Tuesday, April 30, 2019

p25, p08 The bridge from words to condition

"While we look not at the things which are seen, but at the things which are not seen: for the things which are seen are temporal; but the things which are not seen are eternal." (II Corinthians, 4:18, KJV)

"... Of particular importance for the mystic wayfarer is the distinction between the two Sufi notions of hál, spiritual state, and qál (speech). Hál refers to inner and authentic spiritual state of the wayfarer, whereas qál is what one utters by mouth. The former is a genuine spiritual and internal phenomenon, whereas the latter is an external one."

Rumi has God tell Moses in the Mathnavi,

"We look not at the exterior and the speech (qál),We behold the inner and the state (hál)."

Baha'u'llah in His most important doctrinal work, the Kitabi Iqan, speaks of this opposition between state and speech,

"Great God! When the stream of utterance reached this stage, We beheld, and lo! the sweet savours of God were being wafted from the dayspring of Revelation, and the morning breeze was blowing out of the Sheba of the Eternal. Its tidings rejoiced anew the heart, and imparted immeasurable gladness to the soul. ... Without word It unfoldeth the inner mysteries, and without speech It revealeth the secrets of the divine sayings." (Baha'u'llah, The Kitab-i-Iqan, p. 58)

The way God teaches faith is how trainers teach parrots to talk:
"The method is to place a mirror between the parrot and the trainer.
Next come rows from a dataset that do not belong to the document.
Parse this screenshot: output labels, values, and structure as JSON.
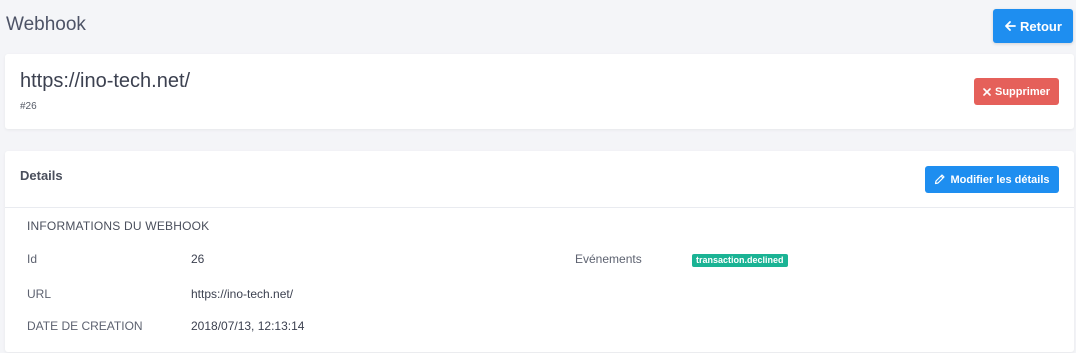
{
  "header": {
    "title": "Webhook",
    "back_label": "Retour"
  },
  "webhook": {
    "url_title": "https://ino-tech.net/",
    "id_label": "#26",
    "delete_label": "Supprimer"
  },
  "details": {
    "title": "Details",
    "edit_label": "Modifier les détails",
    "section_title": "INFORMATIONS DU WEBHOOK",
    "fields": {
      "id_label": "Id",
      "id_value": "26",
      "url_label": "URL",
      "url_value": "https://ino-tech.net/",
      "date_label": "DATE DE CREATION",
      "date_value": "2018/07/13, 12:13:14",
      "events_label": "Evénements",
      "events": [
        "transaction.declined"
      ]
    }
  },
  "colors": {
    "primary": "#1e8ef0",
    "danger": "#e5605a",
    "success": "#1ab394",
    "background": "#f4f5f8"
  },
  "icons": {
    "back": "arrow-left-icon",
    "delete": "close-icon",
    "edit": "pencil-icon"
  }
}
The trainer, hidden by the mirror, utters the words, and the parrot, seeing his own reflection in the mirror, fancies another parrot is speaking, and imitates all that is said by the trainer behind the mirror. So God uses prophets and saints as mirrors whereby to instruct men, being Himself all the time hidden behind these mirrors, viz., the bodies of these saints and prophets; and men, when they hear the words proceeding from these mirrors, are utterly ignorant that they are really being spoken by `Universal Reason' or the `Word of God' behind the mirrors of the saints." (Mathnavi of Rumi, E.H. Whinfield, tr.)

Rumi brings this, and I believe his entire Mathnavi, to a fitting consummation in a story of how a parrot wordlessly communicated the way to freedom to another parrot in captivity. What better metaphor can there be than this, to design a bridge from qal to hal?

The Merchant and his Clever Parrot.

"There was a certain merchant who kept a parrot in a cage. Being about to travel to Hindustan on business, he asked the parrot if he had any message to send to his kinsmen in that country, and the parrot desired him to tell them that he was kept confined in a cage. The merchant promised to deliver this message, and on reaching Hindustan, duly delivered it to the first flock of parrots he saw. On hearing it one of them at once fell down dead. The merchant was annoyed with his own parrot for having sent such a fatal message, and on his return home sharply rebuked his parrot for doing so. But the parrot no sooner heard the merchant's tale than ho too fell down dead in his cage. The merchant, after lamenting his death, took his corpse out of the cage and threw it away; but, to his surprise, the corpse immediately recovered life, and flew away, explaining that the Hindustani parrot had only feigned death to suggest this way of escaping from confinement in a cage." http://www.sacred-texts.com/isl/masnavi/msn01.htm